Convinced the crowd would feel appalled by how poorly-cast this play was, I could already imagine the post-concert conversations that would take place in living rooms for miles around:

“What was Mrs. Johnson thinking, casting Terrie as that grouchy old lady?”
“I know, right? Clearly, Terrie should have played the sweet young girl.”
“What a shame. Ruined my whole night.”
“Maybe even my whole life. So unfortunate.”

The one unfortunate thing I see now is that Mrs. Johnson missed an opportunity to turn the whole scenario around with a little simple psychology. If she had appealed to my nine-year-old ego by explaining that she was giving me the more challenging role, the one demanding the best acting and the most stretching, I’m sure I’d have fallen for it and jumped in. I would have acted my socks off.

But she didn’t.
And I didn’t.

If the Ghost of Christmas Past could take me back to 1968 and show me my belligerent, nine-year-old self, I’d feed that stubborn kid the same line I drilled into my drama team years later until they grew sick of it: “It’s not about ME!”

I didn’t understand that then. Somewhere along the way, good mentors gave me a more mature perspective on teamwork. Thank God, Ebenezer Scrooge isn’t the only character who can be reformed.

Saturday, December 8, 2018

The Marvelous Human Christmas Tree

One of the highlights of my preschool Christmases was the annual concert put on by the students of the Amaranth Elementary School. The entire community came out, packing into the local hall, bundled in our boots and parkas. We’d watch the kids perform and at the end of the night, Santa Claus showed up with a gift for every kid—even those of us too little to go to school. Even at that age, I knew Santa was pretend. It didn’t matter. I was all about the present.

Oddly enough, the concert I remember best was the one I had to miss. I’d come down with a dreadful cold and sore throat and tried to convince my parents I was well enough to attend. They weren’t buying it. Dad stayed home with me, if I remember right. My deep disappointment at having to stay behind was reduced when Mom and my siblings returned, bringing my still wrapped gift from Santa. It was a jigsaw puzzle.
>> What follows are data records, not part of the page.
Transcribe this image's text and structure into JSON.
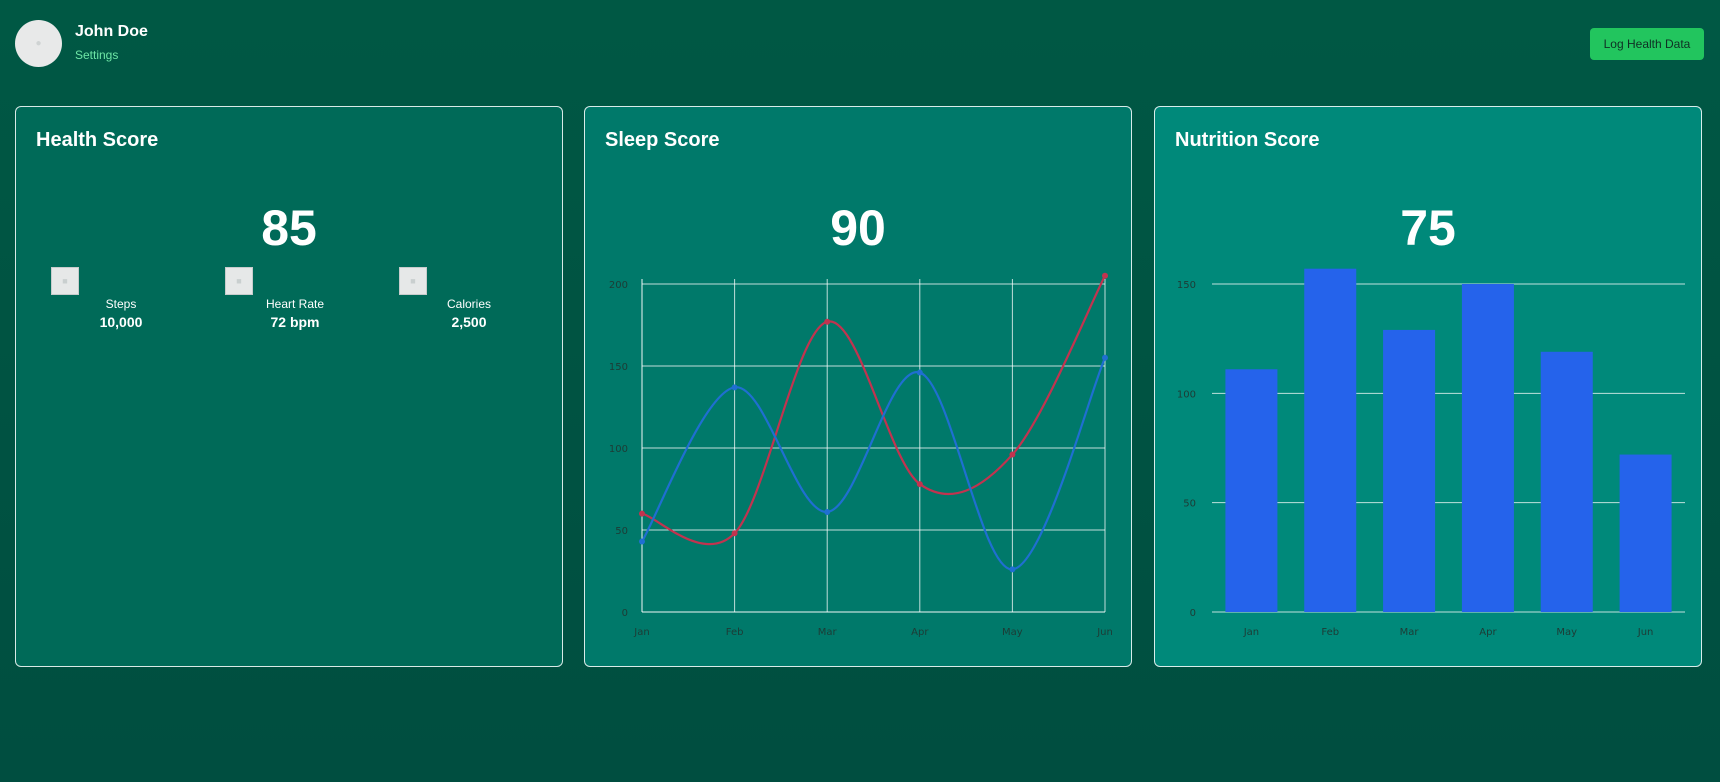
{
  "user": {
    "name": "John Doe",
    "settings_label": "Settings",
    "avatar_icon": "user-avatar-placeholder"
  },
  "header": {
    "log_button_label": "Log Health Data"
  },
  "colors": {
    "accent_green": "#22c55e",
    "line_red": "#c2334f",
    "line_blue": "#1f6fd1",
    "bar_blue": "#2563eb"
  },
  "cards": {
    "health": {
      "title": "Health Score",
      "score": "85",
      "stats": [
        {
          "icon": "steps-icon",
          "label": "Steps",
          "value": "10,000"
        },
        {
          "icon": "heart-icon",
          "label": "Heart Rate",
          "value": "72 bpm"
        },
        {
          "icon": "calories-icon",
          "label": "Calories",
          "value": "2,500"
        }
      ]
    },
    "sleep": {
      "title": "Sleep Score",
      "score": "90"
    },
    "nutrition": {
      "title": "Nutrition Score",
      "score": "75"
    }
  },
  "chart_data": [
    {
      "type": "line",
      "title": "",
      "categories": [
        "Jan",
        "Feb",
        "Mar",
        "Apr",
        "May",
        "Jun"
      ],
      "ylim": [
        0,
        200
      ],
      "yticks": [
        0,
        50,
        100,
        150,
        200
      ],
      "grid": true,
      "series": [
        {
          "color": "#c2334f",
          "values": [
            60,
            48,
            177,
            78,
            96,
            205
          ]
        },
        {
          "color": "#1f6fd1",
          "values": [
            43,
            137,
            61,
            146,
            26,
            155
          ]
        }
      ]
    },
    {
      "type": "bar",
      "title": "",
      "categories": [
        "Jan",
        "Feb",
        "Mar",
        "Apr",
        "May",
        "Jun"
      ],
      "ylim": [
        0,
        150
      ],
      "yticks": [
        0,
        50,
        100,
        150
      ],
      "grid": true,
      "series": [
        {
          "color": "#2563eb",
          "values": [
            111,
            157,
            129,
            150,
            119,
            72
          ]
        }
      ]
    }
  ]
}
By the time I hit Grade One (we had no Kindergarten), I felt more than ready to perform in my first Christmas concert. Our teacher, Mrs. Cooper, organized her class into a living tree. Dressed in green crepe paper and gold tinsel, we were somehow stacked in layers to form a glorious living Christmas tree. Some kids were sparkly ornaments. Others, decked out in wrapping paper, represented the gifts underneath. Each had a line to say.

If anyone thought to take a picture, I have never seen it—which is probably just as well. No photograph, especially in black and white, could ever reproduce the magnificence of that tree in my brain’s memory bank.
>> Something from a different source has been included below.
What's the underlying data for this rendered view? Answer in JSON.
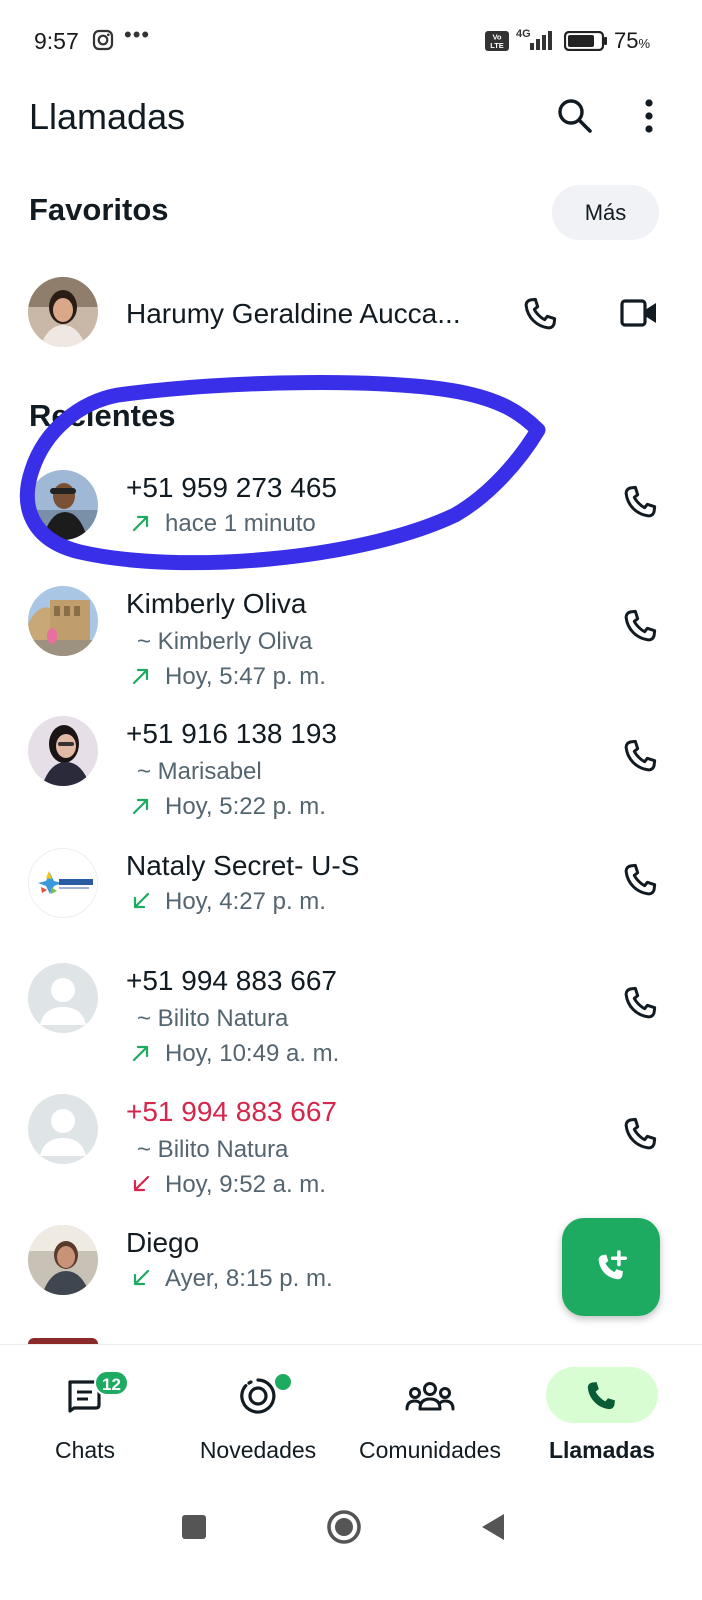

Of course, somebody had to play the star at the top. I always figured I was chosen for this distinction because I was the tallest in the class. Whatever the reason, I was thrilled. But how would I ever memorize all those lines?

Big sister helped, and I went over and over them. And over them. The night of the event, I remember our principal lifting me to the top of the step ladder or whatever they’d rigged up, decked out in shining gold tinsel and feeling like a star indeed. More than a half century later, I still remember my lines:

“I am the star, see its bright Christmas light
That shone on the manger that first Christmas night!”

Although I have since memorized many lines, none have stuck like the ones I learned as a six-year-old.

Did that first taste of the spotlight kindle inside me a flame which would lead to a lifelong interest in the stage and all things theatrical? Could be. I do know that when God places a dream in your heart, it does not easily die. And if it does, it wasn’t God who killed it.

I see three lessons here for parents of young children. One, if you want your children to believe you about God (or anything else), don’t lie to them about Santa Claus. Two, whatever you want your kids to remember forever, get it into their heads early! And third, pay attention to their engagement level at concerts. You might just see a noteworthy glimpse into their future—a passion which you can play an important role in nurturing.